An investor has a I-year, 10% semiannual coupon bond with a price of $975. lfthe 6-month Treasury bill (T-bill) has a holding period yield of6%, what is the I-year theoretical spot rate on a bond-equivalent basis? A. 6.4%. B. 8.7%. C.9.9%. D. 12.8%.

I would say A: 975 = (50/1.06) + 1050(1+X)^2 Solve for X and you get 6.38%.

you’d have to double that so you get 12.8

Also, bond is selling at discount, so BEY must be higher than coupon rate., so easily eliminate the top 3 and pick D.

pepp Wrote: ------------------------------------------------------- > you’d have to double that > > so you get 12.8 Dang, I think you’re right! I love how they throw in the HPY as opposed to the normal yield!

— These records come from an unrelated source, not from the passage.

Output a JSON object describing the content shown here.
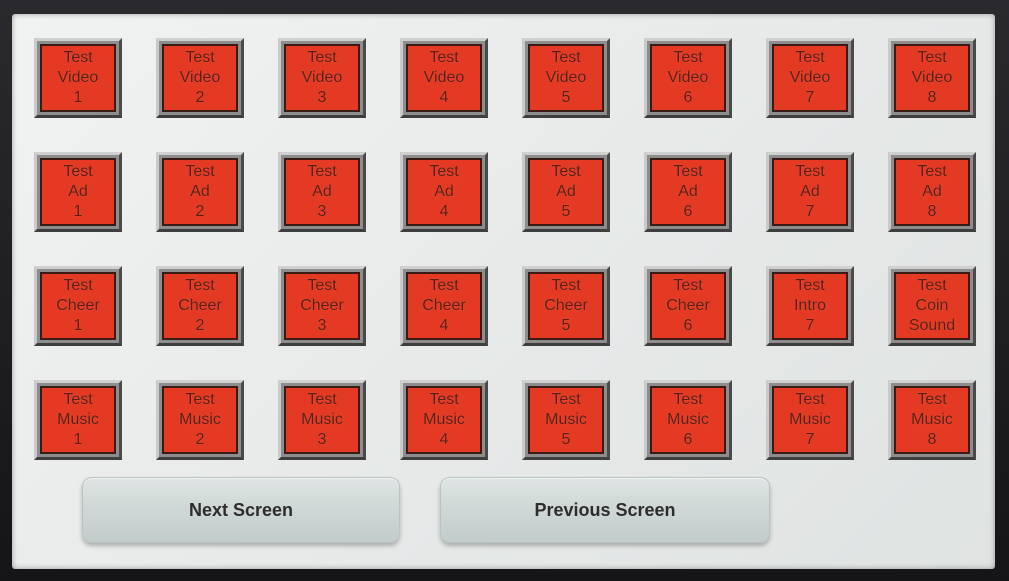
{
  "grid": {
    "rows": [
      [
        [
          "Test",
          "Video",
          "1"
        ],
        [
          "Test",
          "Video",
          "2"
        ],
        [
          "Test",
          "Video",
          "3"
        ],
        [
          "Test",
          "Video",
          "4"
        ],
        [
          "Test",
          "Video",
          "5"
        ],
        [
          "Test",
          "Video",
          "6"
        ],
        [
          "Test",
          "Video",
          "7"
        ],
        [
          "Test",
          "Video",
          "8"
        ]
      ],
      [
        [
          "Test",
          "Ad",
          "1"
        ],
        [
          "Test",
          "Ad",
          "2"
        ],
        [
          "Test",
          "Ad",
          "3"
        ],
        [
          "Test",
          "Ad",
          "4"
        ],
        [
          "Test",
          "Ad",
          "5"
        ],
        [
          "Test",
          "Ad",
          "6"
        ],
        [
          "Test",
          "Ad",
          "7"
        ],
        [
          "Test",
          "Ad",
          "8"
        ]
      ],
      [
        [
          "Test",
          "Cheer",
          "1"
        ],
        [
          "Test",
          "Cheer",
          "2"
        ],
        [
          "Test",
          "Cheer",
          "3"
        ],
        [
          "Test",
          "Cheer",
          "4"
        ],
        [
          "Test",
          "Cheer",
          "5"
        ],
        [
          "Test",
          "Cheer",
          "6"
        ],
        [
          "Test",
          "Intro",
          "7"
        ],
        [
          "Test",
          "Coin",
          "Sound"
        ]
      ],
      [
        [
          "Test",
          "Music",
          "1"
        ],
        [
          "Test",
          "Music",
          "2"
        ],
        [
          "Test",
          "Music",
          "3"
        ],
        [
          "Test",
          "Music",
          "4"
        ],
        [
          "Test",
          "Music",
          "5"
        ],
        [
          "Test",
          "Music",
          "6"
        ],
        [
          "Test",
          "Music",
          "7"
        ],
        [
          "Test",
          "Music",
          "8"
        ]
      ]
    ]
  },
  "nav": {
    "next_label": "Next Screen",
    "previous_label": "Previous Screen"
  },
  "colors": {
    "button_face": "#e43a24",
    "button_text": "#5a1d12",
    "screen_background": "#eceeed",
    "nav_button": "#d3dbd9"
  }
}
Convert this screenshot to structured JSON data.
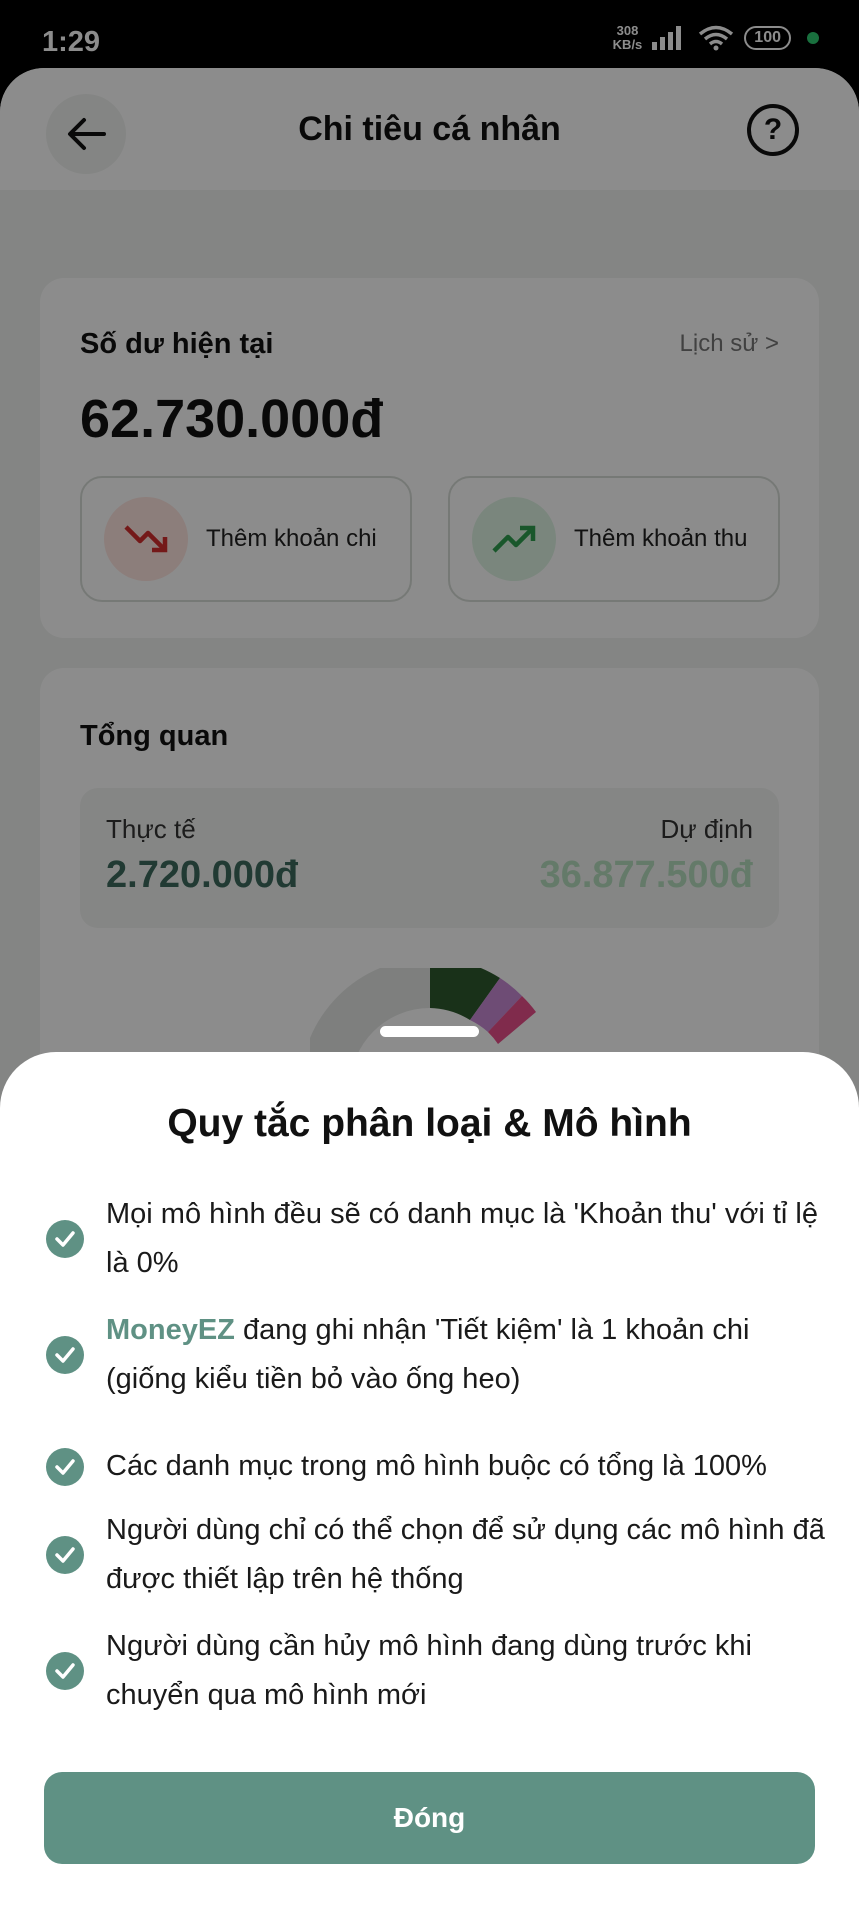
{
  "status_bar": {
    "time": "1:29",
    "speed_value": "308",
    "speed_unit": "KB/s",
    "battery": "100"
  },
  "header": {
    "title": "Chi tiêu cá nhân",
    "help_symbol": "?"
  },
  "balance": {
    "label": "Số dư hiện tại",
    "history_link": "Lịch sử  >",
    "amount": "62.730.000đ",
    "add_expense_label": "Thêm khoản chi",
    "add_income_label": "Thêm khoản thu"
  },
  "overview": {
    "title": "Tổng quan",
    "actual_label": "Thực tế",
    "actual_value": "2.720.000đ",
    "plan_label": "Dự định",
    "plan_value": "36.877.500đ"
  },
  "sheet": {
    "title": "Quy tắc phân loại & Mô hình",
    "rules": [
      {
        "text": "Mọi mô hình đều sẽ có danh mục là 'Khoản thu' với tỉ lệ là 0%"
      },
      {
        "brand": "MoneyEZ",
        "text": " đang ghi nhận 'Tiết kiệm' là 1 khoản chi (giống kiểu tiền bỏ vào ống heo)"
      },
      {
        "text": "Các danh mục trong mô hình buộc có tổng là 100%"
      },
      {
        "text": "Người dùng chỉ có thể chọn để sử dụng các mô hình đã được thiết lập trên hệ thống"
      },
      {
        "text": "Người dùng cần hủy mô hình đang dùng trước khi chuyển qua mô hình mới"
      }
    ],
    "close_label": "Đóng"
  },
  "colors": {
    "accent": "#5f9184",
    "actual_value": "#3d6a5e",
    "plan_value": "#b7dfc0",
    "expense_arrow": "#d32f2f",
    "income_arrow": "#2e9e4f"
  },
  "icons": {
    "back": "arrow-left-icon",
    "help": "question-circle-icon",
    "expense": "trend-down-icon",
    "income": "trend-up-icon",
    "check": "check-circle-icon"
  }
}
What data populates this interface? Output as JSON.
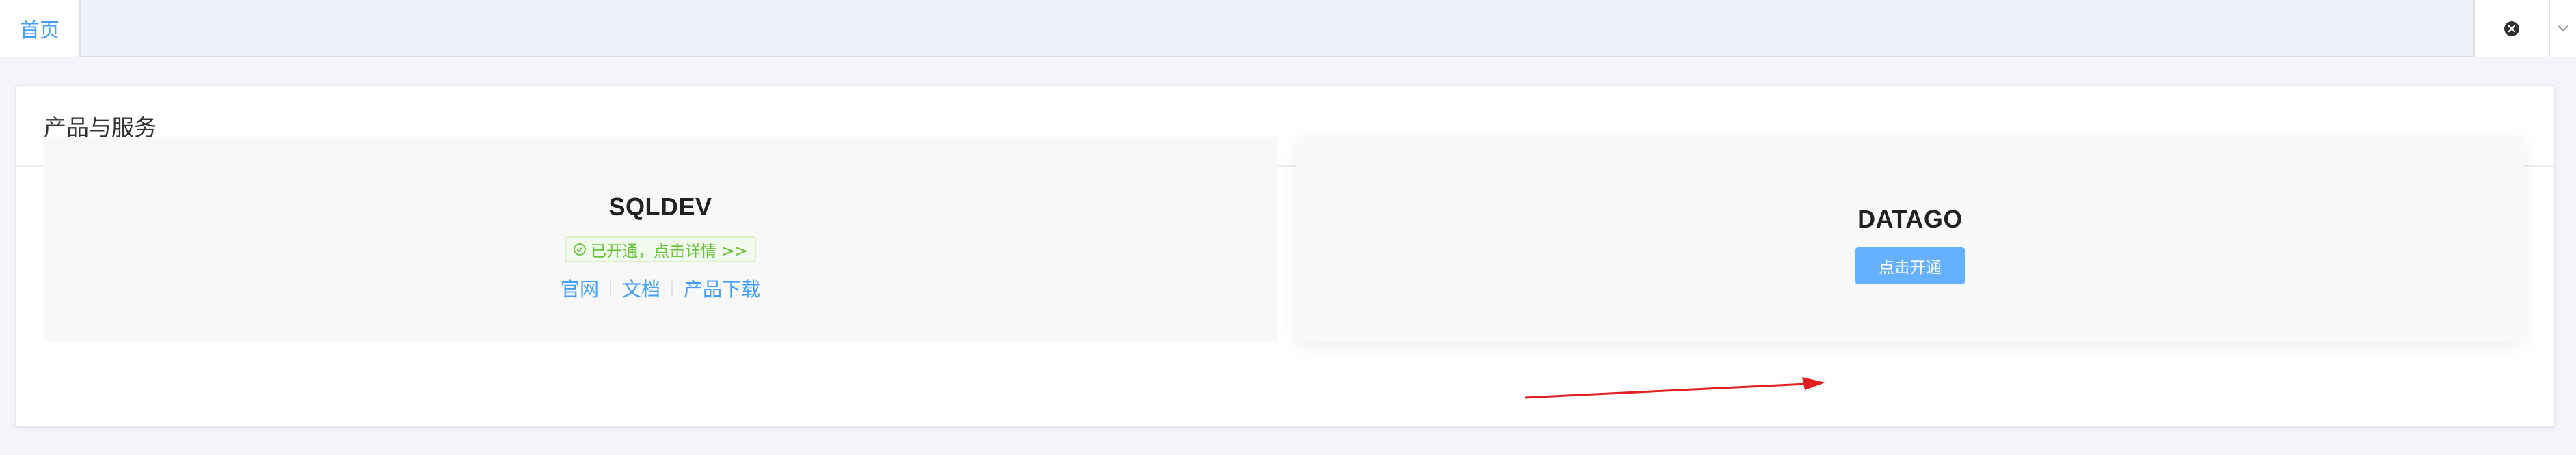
{
  "tabs": [
    {
      "label": "首页",
      "active": true
    }
  ],
  "tab_tools": {
    "close_icon": "close-circle-icon",
    "dropdown_icon": "chevron-down-icon"
  },
  "card": {
    "title": "产品与服务"
  },
  "products": [
    {
      "name": "SQLDEV",
      "status": "已开通，点击详情 >>",
      "status_icon": "check-circle-icon",
      "links": [
        "官网",
        "文档",
        "产品下载"
      ]
    },
    {
      "name": "DATAGO",
      "action_label": "点击开通"
    }
  ],
  "colors": {
    "accent": "#409eff",
    "button": "#66b1ff",
    "success": "#67c23a",
    "annotation_arrow": "#e02020"
  }
}
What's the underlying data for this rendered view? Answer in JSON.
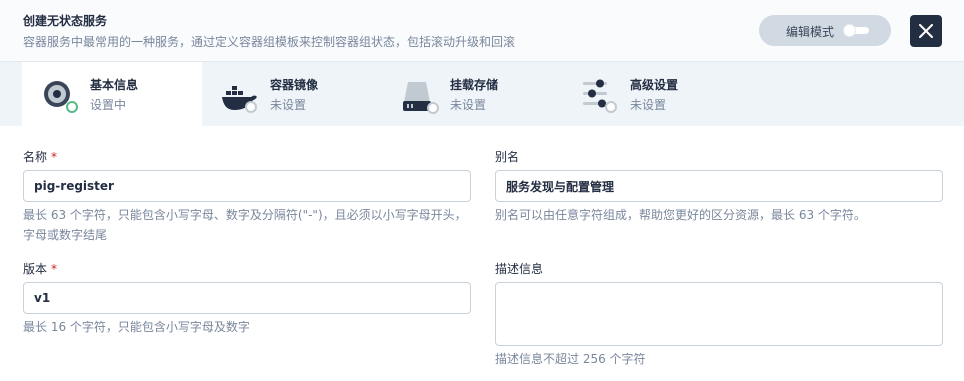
{
  "dialog": {
    "title": "创建无状态服务",
    "subtitle": "容器服务中最常用的一种服务，通过定义容器组模板来控制容器组状态，包括滚动升级和回滚",
    "edit_mode_label": "编辑模式"
  },
  "tabs": [
    {
      "name": "基本信息",
      "status": "设置中",
      "icon": "info-icon",
      "active": true
    },
    {
      "name": "容器镜像",
      "status": "未设置",
      "icon": "docker-icon",
      "active": false
    },
    {
      "name": "挂载存储",
      "status": "未设置",
      "icon": "storage-icon",
      "active": false
    },
    {
      "name": "高级设置",
      "status": "未设置",
      "icon": "sliders-icon",
      "active": false
    }
  ],
  "form": {
    "name": {
      "label": "名称",
      "required": "*",
      "value": "pig-register",
      "hint": "最长 63 个字符，只能包含小写字母、数字及分隔符(\"-\")，且必须以小写字母开头，字母或数字结尾"
    },
    "alias": {
      "label": "别名",
      "value": "服务发现与配置管理",
      "hint": "别名可以由任意字符组成，帮助您更好的区分资源，最长 63 个字符。"
    },
    "version": {
      "label": "版本",
      "required": "*",
      "value": "v1",
      "hint": "最长 16 个字符，只能包含小写字母及数字"
    },
    "description": {
      "label": "描述信息",
      "value": "",
      "hint": "描述信息不超过 256 个字符"
    }
  },
  "colors": {
    "primary_dark": "#242e42",
    "muted_text": "#79879c",
    "required": "#ca2621",
    "status_active": "#55bc8a",
    "tab_bar_bg": "#eff4f9"
  }
}
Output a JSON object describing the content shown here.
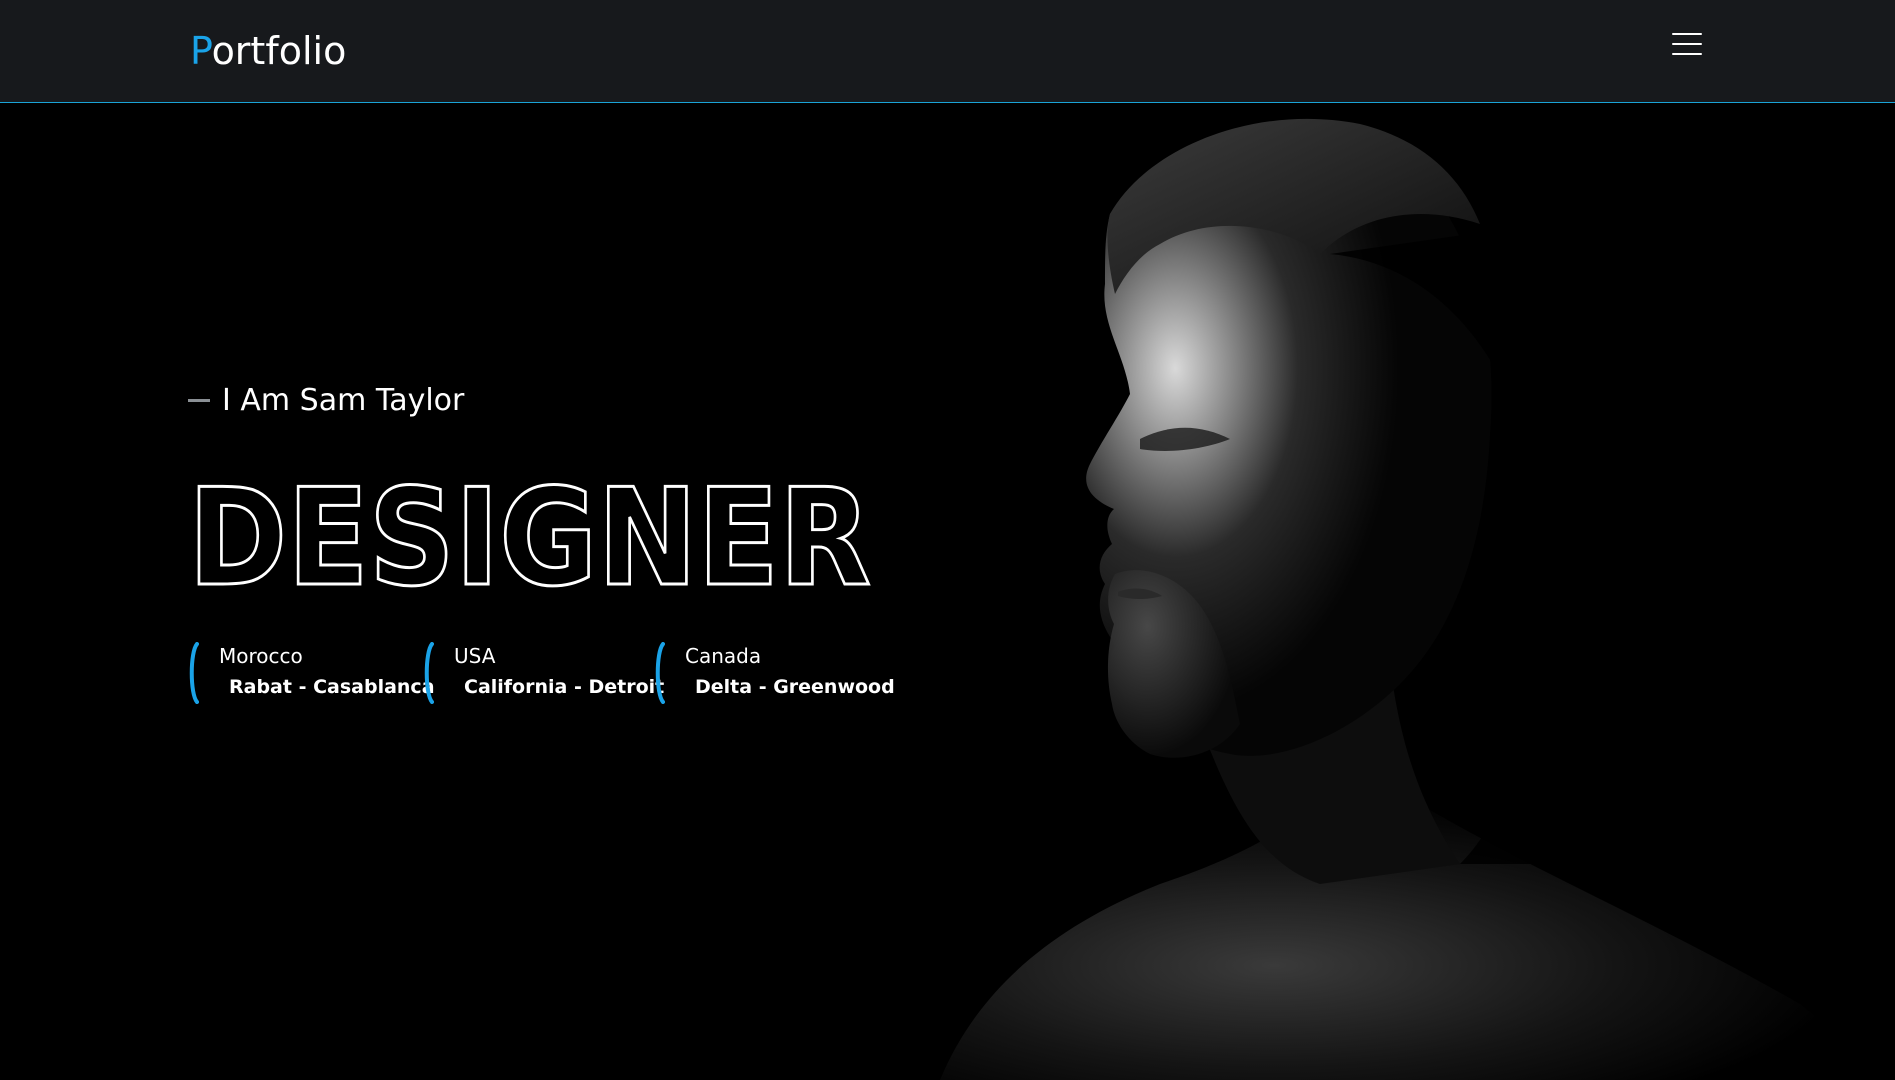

yeah, for the first minute i just didn’t know how to solve this problem, then i was like, there gotta be an easy way. i thought and dind’t even bother doing any computation. just said, hey its giving 6% for half a year, gotta atleast double that to go for full year. but gotta be more than 6% cuz of compounding issues…the only answer choice luckily is 12.8 lol. NOW I REALLY HOPE I AM NOT WRONG cuz i dont know how else to do or think about such problems.

pepp Wrote: ------------------------------------------------------- > Also, bond is selling at discount, so BEY must be > higher than coupon rate., so easily eliminate the > top 3 and pick D. ok for the guess option but can you show it rationnaly (by calculations in case there are many rate higher than coupon rate)

from my understanding, what sox did is fine, but other rationality is simply to convert an HPY to BEY, however if cash flows are known, its easily to just compute BEY based on above calculation.

975 = (50/1.06) + 1050(1+X)^2 Solve for X and you get 6.38% and now multiply by 2 = 12.8%

soxboy I agree with you (I did the same but had error in my discount factor so i didn’t get the right anwser) and after the formula of BEY makes me complicate thing a little bit more… but when we need to use BEY then? (I mean the formula)